Webinars in words – Marketing Tips Part 1 - Branding actions
Let’s be honest, lockdown wasn’t great for haircuts or for socialising, but recent stats show that there were some real positives when it came to marketing for many businesses. In a recent report by Alchemis 63% of people said that lockdown had allowed them more time to think strategically, but what actions can you take now to effectively market your business?
As Head of Business Development at MAXX, I recently hosted a webinar for our clients and partners with our Head of Marketing, Chris and Founder, Dermot, to discuss “10 suggestions for rebooting your marketing”.
We’ll be sharing these discussions and ideas in a short series of blogs and in part one, we look at some simple but impactful branding actions.
Consider brand guidelines
Brand guidelines don’t have to be scary and believe it or not, this is an action that could save you money in the long term. It also ensures continuity and consistency with your brand.
A brand is much more than just a logo - it goes as far as how your prospects feel about your company and service - your brand is everything that your company says and does - from the first time a prospect encounters you to the service they receive even after they cease being your customer. But when it comes to how your business is portrayed visually, you may think you know what your brand looks like, until you work with an agency or freelancer who asks for a solid brief to work with. If you haven’t got any formal guidelines to share, the project is most likely going to be more time consuming and more expensive.
You need to ensure consistency across colouring, fonts, imagery and importantly messaging, including tone of voice. There’s nothing worse than having a range of materials all using slightly different shades of red, but it’s ok because it’s ‘still red’. No, it’s not ok, and whether people question it or not, they could still be subconsciously judging the quality of your business by the consistency of your brand.
A simple document outlining your brand assets and usage, messaging and ethos will enable anyone you work with to quickly understand you and how they should be representing your brand. This document will save you valuable time and money when onboarding agencies, freelancers, and staff.
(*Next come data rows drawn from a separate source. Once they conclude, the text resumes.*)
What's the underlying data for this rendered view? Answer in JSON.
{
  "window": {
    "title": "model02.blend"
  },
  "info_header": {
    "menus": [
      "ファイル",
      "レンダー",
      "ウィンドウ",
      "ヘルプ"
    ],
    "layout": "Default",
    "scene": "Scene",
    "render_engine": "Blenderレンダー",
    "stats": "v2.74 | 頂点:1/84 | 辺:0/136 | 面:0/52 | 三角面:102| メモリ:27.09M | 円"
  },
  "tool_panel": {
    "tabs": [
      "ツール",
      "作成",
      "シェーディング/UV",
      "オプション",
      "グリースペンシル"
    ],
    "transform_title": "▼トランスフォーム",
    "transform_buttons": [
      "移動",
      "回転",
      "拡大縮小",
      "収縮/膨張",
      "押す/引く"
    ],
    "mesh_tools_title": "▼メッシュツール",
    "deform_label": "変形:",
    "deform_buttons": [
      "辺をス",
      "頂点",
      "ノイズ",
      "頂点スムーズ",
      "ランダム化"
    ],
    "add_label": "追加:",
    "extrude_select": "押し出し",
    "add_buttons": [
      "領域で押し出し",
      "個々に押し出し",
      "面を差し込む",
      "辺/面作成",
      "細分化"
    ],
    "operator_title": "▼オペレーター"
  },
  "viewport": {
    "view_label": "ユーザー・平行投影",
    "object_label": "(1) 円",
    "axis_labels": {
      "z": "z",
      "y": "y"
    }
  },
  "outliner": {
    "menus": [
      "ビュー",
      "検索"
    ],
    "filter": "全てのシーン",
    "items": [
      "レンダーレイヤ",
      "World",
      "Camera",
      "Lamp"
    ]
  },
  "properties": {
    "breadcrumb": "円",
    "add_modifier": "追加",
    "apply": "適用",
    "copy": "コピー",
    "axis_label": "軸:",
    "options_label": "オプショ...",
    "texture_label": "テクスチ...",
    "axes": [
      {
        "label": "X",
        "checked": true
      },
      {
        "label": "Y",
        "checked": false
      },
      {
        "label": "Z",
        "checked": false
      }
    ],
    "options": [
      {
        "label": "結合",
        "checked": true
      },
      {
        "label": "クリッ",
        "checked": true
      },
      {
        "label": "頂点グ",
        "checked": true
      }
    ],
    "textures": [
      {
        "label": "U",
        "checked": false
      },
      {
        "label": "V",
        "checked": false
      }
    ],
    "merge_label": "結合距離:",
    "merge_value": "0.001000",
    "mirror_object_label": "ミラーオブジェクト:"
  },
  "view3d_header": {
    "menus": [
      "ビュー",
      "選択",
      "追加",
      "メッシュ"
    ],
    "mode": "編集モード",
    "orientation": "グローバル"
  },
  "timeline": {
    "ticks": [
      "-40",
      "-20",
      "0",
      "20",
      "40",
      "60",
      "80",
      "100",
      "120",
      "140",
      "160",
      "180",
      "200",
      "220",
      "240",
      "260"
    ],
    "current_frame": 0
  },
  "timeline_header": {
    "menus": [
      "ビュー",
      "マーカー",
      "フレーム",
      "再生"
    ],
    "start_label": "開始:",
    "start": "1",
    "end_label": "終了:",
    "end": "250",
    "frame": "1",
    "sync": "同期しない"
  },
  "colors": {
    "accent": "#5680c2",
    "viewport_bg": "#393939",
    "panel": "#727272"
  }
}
Especially now, when that process is virtual, a reference document, and ‘single place of truth’ is so important.
What do you leave with someone after a meeting?
Who hasn’t been to a client meeting and been asked “Can you leave something with me?”.
It’s also believed that leaving something behind after a meeting or sending a follow up email with further information majorly increases your chances of continuing a conversation with that potential customer.
Whatever you choose to leave or send has a lasting impact and needs to show the credibility and creativity of your business - “why are these guys different from the last three companies that came to pitch?”.
Perhaps you have a PDF to email over or you might prefer to have something printed you can hand to them, either way, it needs to be well thought through and professionally produced with key and relevant information (The three ‘Cs’ - case studies, credibility, and contacts always go down well).
You don't want to have to review what you are leaving with people every few weeks, particularly if it’s printed, so consider the longevity of the leave behind. Does it answer your commonly asked questions? Does it communicate your best work and does it have your contact details and a clear suggested action that the person can take to get back in touch?
Review all of your printed materials and stationery
I can’t tell you the number of times I’ve sat in a room with a potential customer and the first thing they’ve noticed is my well-produced, MAXX-branded notebook. In fact, we often get asked to quote to produce them and so as a marketing agency, we’re already winning work before the meeting has begun.
The point here is that it really is the little things that count. Be honest, when’s the last time you updated your letterheaded paper? (and yes, letters are still a thing and if you’re not sending personalised letters to customers you’re missing a big trick - cut through that email noise and show you care!).
Also, redesigning your stationery and sending out a pack to your remote team members might just be the inspiration they need to know that even through this horrific year, your business is still evolving and still cares.
In part two of the blog, next week, as we are all likely to be struggling to win new business in this tough new environment, we will look at suggestions for getting more business from your existing clients.
If the suggestions and actions above resonate with you and you would like to discuss how we could help you implement some of these ideas, drop me an email at [email protected] or book a call using my personal diary here.